Maintaining the quality of business contact data is common sense, but so many companies are leaving money on the table by not doing so. A survey by Gartner Research shows that the average company loses about $14.2 million annually because of poor quality data. Is your business part of this worrisome trend?
Quantifying how much is lost when emails bounce or offers don’t reach their desired destination is not easy, but when industry experts cite numbers such as the ones in the paragraph above, business owners should pay attention. Let’s have a closer look at what you should assess to improve the accuracy of your database:
Your Database Hasn’t Received an Update Recently
If any part of a company’s business data has been entered by hand into a physical file and filed into a drawer, it’s almost guaranteed that this data is not up to date, making it practically useless.
However, a business isn’t automatically in the clear if it doesn’t use physical files. When data is entered, it describes factual information about a customer at the moment of entry, but information changes with time. In most cases, businesses prioritize acquiring new customers and using their data for new campaigns. Updating the database of customer contacts with new information should be prioritized, but it is often left by the wayside due to time restraints.
Your Data Entry Policy is to Gather as Much Data as Possible
While gathering all the data you can about a single customer seems like a valuable use of time, data entry is still largely a manual job for companies that don’t outsource data quality services. With human input comes human error. It is always better to have incomplete data than inaccurate data caused by the volume of input being too big for accuracy to be maintained.
You Are Already Noticing Signs of Poor Data Quality
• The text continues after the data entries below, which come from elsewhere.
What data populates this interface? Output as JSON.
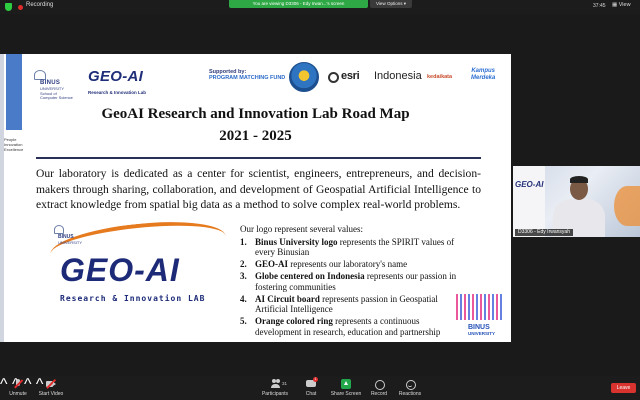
{
  "topbar": {
    "recording_label": "Recording",
    "share_banner": "You are viewing D3306 - Edy Irwan...'s screen",
    "view_options": "View Options ▾",
    "clock": "37:45",
    "view_label": "▦ View"
  },
  "slide": {
    "binus_header": {
      "word": "BINUS",
      "sub_lines": [
        "UNIVERSITY",
        "School of",
        "Computer Science"
      ]
    },
    "geoai_header": {
      "word": "GEO-AI",
      "sub": "Research & Innovation Lab"
    },
    "supported_by": "Supported by:",
    "program_fund": "PROGRAM MATCHING FUND",
    "esri": "esri",
    "indonesia": "Indonesia",
    "kedai": "kedaikata",
    "kampus": [
      "Kampus",
      "Merdeka"
    ],
    "people_tag": [
      "People",
      "Innovation",
      "Excellence"
    ],
    "title": "GeoAI Research and Innovation Lab Road Map",
    "years": "2021 - 2025",
    "intro": "Our laboratory is dedicated as a center for scientist, engineers, entrepreneurs, and decision-makers through sharing, collaboration, and development of Geospatial Artificial Intelligence to extract knowledge from spatial big data as a method to solve complex real-world problems.",
    "logo_big": {
      "binus": "BINUS",
      "university": "UNIVERSITY",
      "word": "GEO-AI",
      "sub": "Research & Innovation LAB"
    },
    "values_head": "Our logo represent several values:",
    "values": [
      {
        "num": "1.",
        "bold": "Binus University logo",
        "rest": " represents the SPIRIT values of every Binusian"
      },
      {
        "num": "2.",
        "bold": "GEO-AI",
        "rest": " represents our laboratory's name"
      },
      {
        "num": "3.",
        "bold": "Globe centered on Indonesia",
        "rest": " represents our passion in fostering communities"
      },
      {
        "num": "4.",
        "bold": "AI Circuit board",
        "rest": " represents passion in Geospatial Artificial Intelligence"
      },
      {
        "num": "5.",
        "bold": "Orange colored ring",
        "rest": " represents a continuous development in research, education and partnership"
      }
    ],
    "binus_br": {
      "name": "BINUS",
      "uni": "UNIVERSITY"
    }
  },
  "speaker": {
    "name": "D3306 - Edy Irwansyah",
    "bg_logo": "GEO-AI"
  },
  "toolbar": {
    "unmute": "Unmute",
    "start_video": "Start Video",
    "participants": "Participants",
    "participants_count": "31",
    "chat": "Chat",
    "chat_badge": "1",
    "share_screen": "Share Screen",
    "record": "Record",
    "reactions": "Reactions",
    "leave": "Leave"
  },
  "colors": {
    "slide_bg": "#ffffff",
    "geoai_blue": "#1c2a78",
    "accent_orange": "#e67a1e",
    "share_green": "#22a84a",
    "leave_red": "#d8332f"
  }
}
A sure way to know that the accuracy of your database is lacking is when the marketing and sales teams report that emails sent to customers and leads are bouncing at a higher rate than expected. Customers and leads will periodically move or change preferred methods of communication, thus decreasing the accuracy of your database.
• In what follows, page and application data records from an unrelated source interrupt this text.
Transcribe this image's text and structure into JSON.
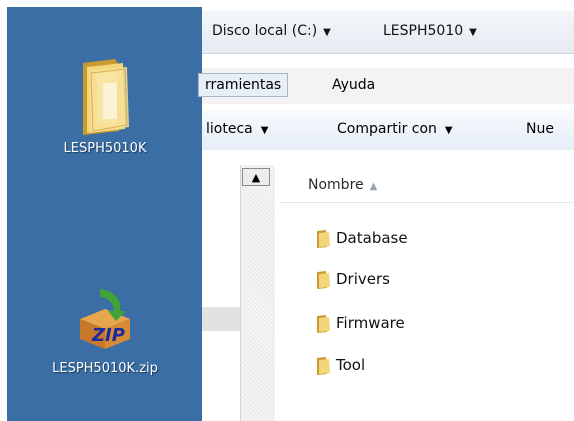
{
  "desktop": {
    "icons": [
      {
        "label": "LESPH5010K",
        "icon": "folder-icon"
      },
      {
        "label": "LESPH5010K.zip",
        "icon": "zip-archive-icon"
      }
    ],
    "background_color": "#3a6ea5"
  },
  "explorer": {
    "breadcrumb": [
      {
        "label": "Disco local (C:)"
      },
      {
        "label": "LESPH5010"
      }
    ],
    "menu": [
      {
        "label": "rramientas"
      },
      {
        "label": "Ayuda"
      }
    ],
    "toolbar": [
      {
        "label": "lioteca"
      },
      {
        "label": "Compartir con"
      },
      {
        "label": "Nue"
      }
    ],
    "column_header": {
      "label": "Nombre",
      "sort": "ascending"
    },
    "files": [
      {
        "name": "Database",
        "icon": "folder-icon"
      },
      {
        "name": "Drivers",
        "icon": "folder-icon"
      },
      {
        "name": "Firmware",
        "icon": "folder-icon"
      },
      {
        "name": "Tool",
        "icon": "folder-icon"
      }
    ]
  }
}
At the onset, they will also give their personal addresses instead of their business addresses, which will result in higher bounce rates when change happens. Another byproduct is a lesser interest in the offer that your business has sent. If the offer reaches potential customers at a time when they are not in the business mindset, they will often disregard it. Collecting business addresses instead of personal ones is another way to improve database accuracy – but so many businesses have missed out on the opportunity of nipping that problem in the bud.
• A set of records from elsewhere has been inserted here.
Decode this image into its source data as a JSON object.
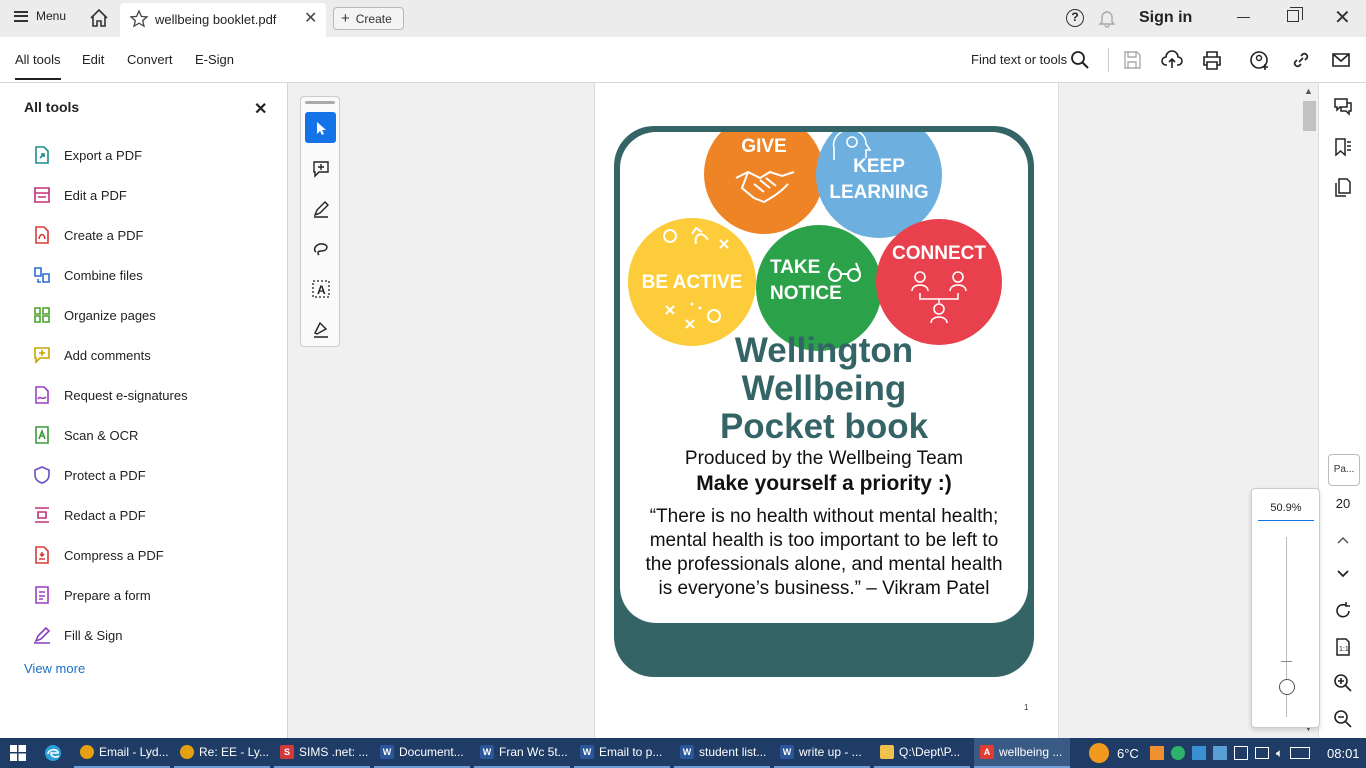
{
  "titlebar": {
    "menu_label": "Menu",
    "tab_title": "wellbeing booklet.pdf",
    "create_label": "Create",
    "signin_label": "Sign in"
  },
  "toolbar": {
    "tabs": [
      "All tools",
      "Edit",
      "Convert",
      "E-Sign"
    ],
    "find_label": "Find text or tools"
  },
  "leftpanel": {
    "title": "All tools",
    "items": [
      {
        "label": "Export a PDF",
        "icon": "export-pdf-icon",
        "color": "#1a8c8c"
      },
      {
        "label": "Edit a PDF",
        "icon": "edit-pdf-icon",
        "color": "#c2307a"
      },
      {
        "label": "Create a PDF",
        "icon": "create-pdf-icon",
        "color": "#d93a3a"
      },
      {
        "label": "Combine files",
        "icon": "combine-files-icon",
        "color": "#2f6dd0"
      },
      {
        "label": "Organize pages",
        "icon": "organize-pages-icon",
        "color": "#4da32c"
      },
      {
        "label": "Add comments",
        "icon": "add-comments-icon",
        "color": "#c8a400"
      },
      {
        "label": "Request e-signatures",
        "icon": "request-esign-icon",
        "color": "#9b3fc2"
      },
      {
        "label": "Scan & OCR",
        "icon": "scan-ocr-icon",
        "color": "#3a9b3a"
      },
      {
        "label": "Protect a PDF",
        "icon": "protect-pdf-icon",
        "color": "#6a4bc4"
      },
      {
        "label": "Redact a PDF",
        "icon": "redact-pdf-icon",
        "color": "#c2307a"
      },
      {
        "label": "Compress a PDF",
        "icon": "compress-pdf-icon",
        "color": "#d93a3a"
      },
      {
        "label": "Prepare a form",
        "icon": "prepare-form-icon",
        "color": "#9b3fc2"
      },
      {
        "label": "Fill & Sign",
        "icon": "fill-sign-icon",
        "color": "#8a3fc2"
      }
    ],
    "view_more": "View more"
  },
  "document": {
    "circles": [
      {
        "label_lines": [
          "GIVE"
        ],
        "color": "#ef8427"
      },
      {
        "label_lines": [
          "KEEP",
          "LEARNING"
        ],
        "color": "#6db0e0"
      },
      {
        "label_lines": [
          "BE ACTIVE"
        ],
        "color": "#fdcc3a"
      },
      {
        "label_lines": [
          "TAKE",
          "NOTICE"
        ],
        "color": "#2ba24a"
      },
      {
        "label_lines": [
          "CONNECT"
        ],
        "color": "#e8414d"
      }
    ],
    "headline_lines": [
      "Wellington",
      "Wellbeing",
      "Pocket book"
    ],
    "produced_by": "Produced by the Wellbeing Team",
    "priority": "Make yourself a priority :)",
    "quote_lines": [
      "“There is no health without mental health;",
      "mental health is too important to be left to",
      "the professionals alone, and mental health",
      "is everyone’s business.” – Vikram Patel"
    ],
    "page_number": "1",
    "accent_color": "#356467"
  },
  "rightrail": {
    "page_box": "Pa...",
    "page_count": "20"
  },
  "zoom": {
    "value": "50.9%"
  },
  "taskbar": {
    "apps": [
      {
        "label": "Email - Lyd...",
        "icon": "chrome-icon"
      },
      {
        "label": "Re: EE - Ly...",
        "icon": "chrome-icon"
      },
      {
        "label": "SIMS .net: ...",
        "icon": "sims-icon"
      },
      {
        "label": "Document...",
        "icon": "word-icon"
      },
      {
        "label": "Fran Wc 5t...",
        "icon": "word-icon"
      },
      {
        "label": "Email to p...",
        "icon": "word-icon"
      },
      {
        "label": "student list...",
        "icon": "word-icon"
      },
      {
        "label": "write up - ...",
        "icon": "word-icon"
      },
      {
        "label": "Q:\\Dept\\P...",
        "icon": "folder-icon"
      },
      {
        "label": "wellbeing ...",
        "icon": "acrobat-icon"
      }
    ],
    "temperature": "6°C",
    "clock": "08:01"
  }
}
In 2015, data quality issues were still cited as the first barrier to business success in a survey from InformationWeek Analysis. Businesses have much to lose by not analyzing the accuracy of their databases.
To learn more about how RunnerEDQ helps businesses analyze their contact data and improve accuracy, click here.